118 By way of comparison, Luyten and colleagues drew upon a theoretical review of the concept to identify three essential elements of parental reflective function (PRF) in developing a self-report measure: ‘(a) interest and curiosity in mental states, (b) the ability to recognize the opacity of mental states, and (c) nonmentalizing modes characteristic of parents with (severe) impairments in PRF (e.g. malevolent attributions, inability to enter into the subjective world of the child)’. Again, the first and second factors can be regarded as reflecting a discriminated capacity for doubt and reconsideration. Luyten, P., Mayes, L. C., Nijssens, L., and Fonagy, P. (2017). ‘The Parental Reflective Functioning Questionnaire: Development and Preliminary Validation’. PLoS One, 12(5): e0176218.

119 Duschinsky, R., Collver, J., and Carel, H. (2019). ‘“Trust Comes From a Sense of Feeling One’s Self Understood by Another Mind”: An Interview with Peter Fonagy’. Psychoanalytic Psychology, 36(3), 224–227 .

120 Target, M. and Fonagy, P. (1996). ‘Playing with reality: II. The Development of Psychic Reality from a Theoretical Perspective’. The International Journal of Psychoanalysis, 77: 459–479, p. 467. See also Fonagy, P., Moran, G. S., and Target, M. (1993). ‘Aggression and the Psychological Self’. The International Journal of Psychoanalysis, 74: 471–485: ‘Winnicott (1965) describes how a “false self”, dedicated to pleasing the object, but eschewing genuine reflection, may develop’ (p. 475).

121 Ensink, K., Leroux, A., Normandin, L., Biberdzic, M., and Fonagy, P. (2017). ‘Assessing Reflective Parenting in Interaction with School-Aged Children’. Journal of Personality Assessment, 99(6): 585–595, p. 588.

122 See Steiner, J. (2003). Psychic Retreats: Pathological Organizations in Psychotic, Neurotic and Borderline Patients, London: Routledge.
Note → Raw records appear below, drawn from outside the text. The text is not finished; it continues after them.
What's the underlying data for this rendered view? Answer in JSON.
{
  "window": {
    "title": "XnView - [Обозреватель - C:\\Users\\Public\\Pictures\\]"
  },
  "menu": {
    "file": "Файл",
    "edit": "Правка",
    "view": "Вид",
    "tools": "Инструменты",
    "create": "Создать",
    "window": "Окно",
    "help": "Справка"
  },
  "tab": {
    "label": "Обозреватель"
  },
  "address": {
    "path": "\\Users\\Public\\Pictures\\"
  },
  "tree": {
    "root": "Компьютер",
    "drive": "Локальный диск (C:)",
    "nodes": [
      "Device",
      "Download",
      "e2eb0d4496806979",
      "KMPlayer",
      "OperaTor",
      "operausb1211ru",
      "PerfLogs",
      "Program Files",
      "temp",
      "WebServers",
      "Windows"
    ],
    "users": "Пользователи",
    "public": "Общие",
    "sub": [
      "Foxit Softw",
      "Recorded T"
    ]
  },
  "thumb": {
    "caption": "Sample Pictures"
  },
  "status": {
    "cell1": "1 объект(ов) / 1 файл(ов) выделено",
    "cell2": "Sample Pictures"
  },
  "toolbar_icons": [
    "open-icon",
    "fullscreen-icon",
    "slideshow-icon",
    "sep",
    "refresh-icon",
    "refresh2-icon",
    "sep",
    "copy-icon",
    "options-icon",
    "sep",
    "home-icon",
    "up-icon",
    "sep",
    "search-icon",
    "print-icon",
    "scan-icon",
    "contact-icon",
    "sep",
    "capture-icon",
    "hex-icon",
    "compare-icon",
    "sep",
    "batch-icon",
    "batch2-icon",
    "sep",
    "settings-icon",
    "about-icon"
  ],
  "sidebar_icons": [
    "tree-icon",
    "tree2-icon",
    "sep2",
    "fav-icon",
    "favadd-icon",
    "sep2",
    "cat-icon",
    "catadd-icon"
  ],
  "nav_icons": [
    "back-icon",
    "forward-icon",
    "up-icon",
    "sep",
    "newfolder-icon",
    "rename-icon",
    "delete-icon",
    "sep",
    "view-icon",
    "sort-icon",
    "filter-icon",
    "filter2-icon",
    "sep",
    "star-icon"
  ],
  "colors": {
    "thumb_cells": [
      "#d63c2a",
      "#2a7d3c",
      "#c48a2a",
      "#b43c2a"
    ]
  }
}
123 Schimmenti, A. and Caretti, V. (2010). ‘Psychic Retreats or Psychic Pits?: Unbearable States of Mind and Technological Addiction’. Psychoanalytic Psychology, 27(2): 115.

124 Schimmenti, A., Guglielmucci, F., Barbasio, C., and Granieri, A. (2012). ‘Attachment Disorganization and Dissociation in Virtual Worlds: A Study on Problematic Internet Use among Players of Online Role Playing Games’. Clinical Neuropsychiatry, 9(5): 195–203.

125 Duschinsky, R., Reisel, D., and Nissen, M. (2018). ‘Compromised, Valuable Freedom: Flat Affect and Reserve as Psychosocial Strategies’. Journal of Psychosocial Studies, 11(1): 68–92. See also Winnicott, D. W. (1988). ‘Withdrawal and Regression’, in Human Nature, London: Free Association Books, pp. 141–142.

126 Winnicott, D. W. (1945). ‘Primitive Emotional Development’. The International Journal of Psychoanalysis, 26: 137–143.

127 Bateman, A. W. and Fonagy, P. (2016). Mentalization-Based Treatment for Personality Disorders: A Practical Guide (2nd edn), Oxford: Oxford University Press, p. 52.

128 Tuber, S. (2015). ‘Psychological Mindedness in the Face of a Learning Disability: The Utility of Play’. Journal of Infant, Child, and Adolescent Psychotherapy, 14(3): 288–293; Derks, S., van Wijngaarden, S., Wouda, M., Schuengel, C., and Sterkenburg, P. S. (2019). ‘Effectiveness of the Serious Game “You & I” in Changing Mentalizing Abilities of Adults with Mild to Borderline Intellectual Disabilities: A Parallel Superiority Randomized Controlled Trial’. Trials, 20(1): 1–10.

129 Fonagy, P., Gergely, G., and Target, M. (2007). ‘The Parent–Infant Dyad and the Construction of the Subjective Self’. Journal of Child Psychology and Psychiatry, 48(3–4): 288–328, p. 290.